Task statement —
From the entries below, list each line with "that".

Data to use —

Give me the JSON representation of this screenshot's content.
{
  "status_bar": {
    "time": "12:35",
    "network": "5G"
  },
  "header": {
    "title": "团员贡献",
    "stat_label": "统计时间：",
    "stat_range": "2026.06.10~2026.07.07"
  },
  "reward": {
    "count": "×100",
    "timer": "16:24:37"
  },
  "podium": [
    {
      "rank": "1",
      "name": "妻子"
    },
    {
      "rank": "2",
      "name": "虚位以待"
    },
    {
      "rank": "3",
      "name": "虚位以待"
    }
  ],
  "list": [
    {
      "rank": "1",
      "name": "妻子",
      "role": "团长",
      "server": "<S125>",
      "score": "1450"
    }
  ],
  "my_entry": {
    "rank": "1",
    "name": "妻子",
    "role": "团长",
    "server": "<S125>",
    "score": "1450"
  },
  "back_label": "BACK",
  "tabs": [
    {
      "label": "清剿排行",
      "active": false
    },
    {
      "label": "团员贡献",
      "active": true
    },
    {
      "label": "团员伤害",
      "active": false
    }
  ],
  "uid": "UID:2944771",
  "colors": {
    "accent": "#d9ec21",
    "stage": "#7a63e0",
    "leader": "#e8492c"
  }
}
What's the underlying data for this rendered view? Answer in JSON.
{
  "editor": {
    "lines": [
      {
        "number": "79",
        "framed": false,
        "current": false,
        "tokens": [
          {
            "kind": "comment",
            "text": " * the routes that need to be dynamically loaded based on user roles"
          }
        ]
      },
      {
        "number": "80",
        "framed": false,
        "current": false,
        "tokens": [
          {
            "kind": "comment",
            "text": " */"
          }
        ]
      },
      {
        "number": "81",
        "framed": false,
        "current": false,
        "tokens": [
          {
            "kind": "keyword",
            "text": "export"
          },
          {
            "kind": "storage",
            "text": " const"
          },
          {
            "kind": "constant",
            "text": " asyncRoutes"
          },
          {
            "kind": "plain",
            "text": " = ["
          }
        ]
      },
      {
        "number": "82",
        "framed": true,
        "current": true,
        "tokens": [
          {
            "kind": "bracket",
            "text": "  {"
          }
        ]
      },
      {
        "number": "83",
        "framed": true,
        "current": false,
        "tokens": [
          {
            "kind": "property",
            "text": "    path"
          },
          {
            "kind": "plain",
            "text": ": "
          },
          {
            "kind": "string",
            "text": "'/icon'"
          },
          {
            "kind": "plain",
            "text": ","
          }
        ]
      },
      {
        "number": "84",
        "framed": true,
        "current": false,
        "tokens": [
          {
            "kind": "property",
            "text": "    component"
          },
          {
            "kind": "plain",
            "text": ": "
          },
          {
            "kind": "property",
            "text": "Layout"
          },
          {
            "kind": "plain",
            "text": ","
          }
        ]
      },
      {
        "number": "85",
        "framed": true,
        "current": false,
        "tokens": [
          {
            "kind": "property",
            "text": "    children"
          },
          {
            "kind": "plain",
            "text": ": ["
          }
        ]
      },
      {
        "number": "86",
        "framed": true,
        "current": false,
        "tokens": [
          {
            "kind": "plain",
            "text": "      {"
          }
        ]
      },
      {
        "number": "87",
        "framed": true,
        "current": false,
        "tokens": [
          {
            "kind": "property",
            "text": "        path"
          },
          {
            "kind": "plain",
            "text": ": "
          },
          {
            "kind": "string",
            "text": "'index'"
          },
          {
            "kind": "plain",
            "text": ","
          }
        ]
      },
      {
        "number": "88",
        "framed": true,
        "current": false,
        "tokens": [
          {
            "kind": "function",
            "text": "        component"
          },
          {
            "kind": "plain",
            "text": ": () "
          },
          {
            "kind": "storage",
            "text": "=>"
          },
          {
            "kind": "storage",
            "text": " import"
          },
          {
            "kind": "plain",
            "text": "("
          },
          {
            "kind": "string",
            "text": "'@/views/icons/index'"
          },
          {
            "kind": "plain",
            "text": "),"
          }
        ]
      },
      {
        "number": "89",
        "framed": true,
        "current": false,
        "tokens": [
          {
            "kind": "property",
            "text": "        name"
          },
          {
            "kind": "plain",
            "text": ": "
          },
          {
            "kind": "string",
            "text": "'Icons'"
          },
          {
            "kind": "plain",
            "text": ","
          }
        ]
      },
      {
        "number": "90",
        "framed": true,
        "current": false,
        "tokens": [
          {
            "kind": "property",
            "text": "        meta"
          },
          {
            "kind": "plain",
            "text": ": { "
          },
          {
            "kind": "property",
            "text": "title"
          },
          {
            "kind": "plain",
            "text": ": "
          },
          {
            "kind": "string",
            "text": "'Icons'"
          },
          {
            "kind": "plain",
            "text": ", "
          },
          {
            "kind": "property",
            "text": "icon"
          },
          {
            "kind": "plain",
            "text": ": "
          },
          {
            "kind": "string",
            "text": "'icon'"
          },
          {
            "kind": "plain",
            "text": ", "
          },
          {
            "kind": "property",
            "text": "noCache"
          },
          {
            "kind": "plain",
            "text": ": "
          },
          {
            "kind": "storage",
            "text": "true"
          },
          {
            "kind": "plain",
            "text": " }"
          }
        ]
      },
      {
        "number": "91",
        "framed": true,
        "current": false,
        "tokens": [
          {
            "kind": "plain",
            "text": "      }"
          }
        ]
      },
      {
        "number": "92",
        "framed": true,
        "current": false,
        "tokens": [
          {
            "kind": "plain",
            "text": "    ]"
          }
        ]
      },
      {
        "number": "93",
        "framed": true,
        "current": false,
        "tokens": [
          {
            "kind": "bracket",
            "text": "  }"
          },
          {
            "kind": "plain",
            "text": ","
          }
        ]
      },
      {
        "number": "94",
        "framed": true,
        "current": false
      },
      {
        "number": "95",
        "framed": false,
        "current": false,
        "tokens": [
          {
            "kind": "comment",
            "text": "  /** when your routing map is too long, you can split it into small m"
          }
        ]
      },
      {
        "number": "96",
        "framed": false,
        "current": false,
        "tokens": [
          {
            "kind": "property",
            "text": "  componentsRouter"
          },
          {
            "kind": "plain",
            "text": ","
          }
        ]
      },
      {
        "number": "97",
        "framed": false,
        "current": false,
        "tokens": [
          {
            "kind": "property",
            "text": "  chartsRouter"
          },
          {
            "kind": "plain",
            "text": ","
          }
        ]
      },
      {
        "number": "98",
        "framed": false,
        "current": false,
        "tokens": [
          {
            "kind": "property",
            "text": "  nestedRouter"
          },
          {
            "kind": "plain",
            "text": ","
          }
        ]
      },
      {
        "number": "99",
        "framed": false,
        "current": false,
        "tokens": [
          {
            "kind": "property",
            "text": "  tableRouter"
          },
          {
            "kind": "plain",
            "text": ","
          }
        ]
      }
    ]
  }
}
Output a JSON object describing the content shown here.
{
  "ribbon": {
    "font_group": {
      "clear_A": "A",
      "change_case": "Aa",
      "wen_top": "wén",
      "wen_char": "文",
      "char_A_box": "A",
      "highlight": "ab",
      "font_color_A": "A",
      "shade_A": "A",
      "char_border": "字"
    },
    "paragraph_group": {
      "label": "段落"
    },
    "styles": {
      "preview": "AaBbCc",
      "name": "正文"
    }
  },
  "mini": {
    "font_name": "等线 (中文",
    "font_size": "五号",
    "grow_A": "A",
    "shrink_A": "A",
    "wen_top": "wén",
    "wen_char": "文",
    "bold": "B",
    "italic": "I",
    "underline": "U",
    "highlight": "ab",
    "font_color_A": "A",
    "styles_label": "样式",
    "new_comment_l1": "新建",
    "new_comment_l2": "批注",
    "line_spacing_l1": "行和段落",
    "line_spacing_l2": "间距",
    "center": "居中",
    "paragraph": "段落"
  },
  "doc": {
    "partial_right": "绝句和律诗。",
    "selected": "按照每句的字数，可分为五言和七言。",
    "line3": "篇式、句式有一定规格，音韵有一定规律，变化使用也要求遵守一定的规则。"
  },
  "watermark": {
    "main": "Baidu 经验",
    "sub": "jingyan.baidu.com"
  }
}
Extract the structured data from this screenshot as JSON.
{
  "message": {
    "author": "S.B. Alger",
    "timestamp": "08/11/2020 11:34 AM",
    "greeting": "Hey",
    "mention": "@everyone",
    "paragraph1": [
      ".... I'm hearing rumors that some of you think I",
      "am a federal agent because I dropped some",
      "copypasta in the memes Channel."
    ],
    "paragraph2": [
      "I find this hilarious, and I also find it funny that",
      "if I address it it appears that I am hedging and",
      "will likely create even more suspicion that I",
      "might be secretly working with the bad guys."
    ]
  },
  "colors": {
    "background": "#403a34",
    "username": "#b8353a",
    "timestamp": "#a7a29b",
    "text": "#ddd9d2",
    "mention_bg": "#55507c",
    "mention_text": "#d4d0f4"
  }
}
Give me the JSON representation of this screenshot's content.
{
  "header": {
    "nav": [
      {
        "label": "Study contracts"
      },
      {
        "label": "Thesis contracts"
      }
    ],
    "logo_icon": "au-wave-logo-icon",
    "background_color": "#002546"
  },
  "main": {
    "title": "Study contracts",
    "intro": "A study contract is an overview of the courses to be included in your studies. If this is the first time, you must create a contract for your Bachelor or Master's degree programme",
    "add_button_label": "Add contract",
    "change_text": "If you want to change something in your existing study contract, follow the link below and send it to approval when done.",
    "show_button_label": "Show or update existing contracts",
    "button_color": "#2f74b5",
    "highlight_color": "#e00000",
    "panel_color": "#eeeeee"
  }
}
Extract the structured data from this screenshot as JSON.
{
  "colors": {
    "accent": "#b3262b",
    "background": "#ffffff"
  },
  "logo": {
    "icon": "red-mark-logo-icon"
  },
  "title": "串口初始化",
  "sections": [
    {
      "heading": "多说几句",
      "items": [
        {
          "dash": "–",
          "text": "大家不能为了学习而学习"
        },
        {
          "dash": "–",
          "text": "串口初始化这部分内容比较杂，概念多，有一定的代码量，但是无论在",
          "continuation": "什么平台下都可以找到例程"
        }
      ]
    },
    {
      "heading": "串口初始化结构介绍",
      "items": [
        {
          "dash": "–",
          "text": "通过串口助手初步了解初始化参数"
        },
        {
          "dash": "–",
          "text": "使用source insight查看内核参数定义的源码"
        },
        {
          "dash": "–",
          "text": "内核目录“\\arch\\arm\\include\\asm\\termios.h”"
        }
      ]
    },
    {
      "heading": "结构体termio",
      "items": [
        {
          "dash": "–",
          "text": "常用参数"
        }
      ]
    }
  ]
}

Output —
            "text": " * the routes that need to be dynamically loaded based on user roles"
      ".... I'm hearing rumors that some of you think I",
      "I find this hilarious, and I also find it funny that",
      "if I address it it appears that I am hedging and",
      "will likely create even more suspicion that I",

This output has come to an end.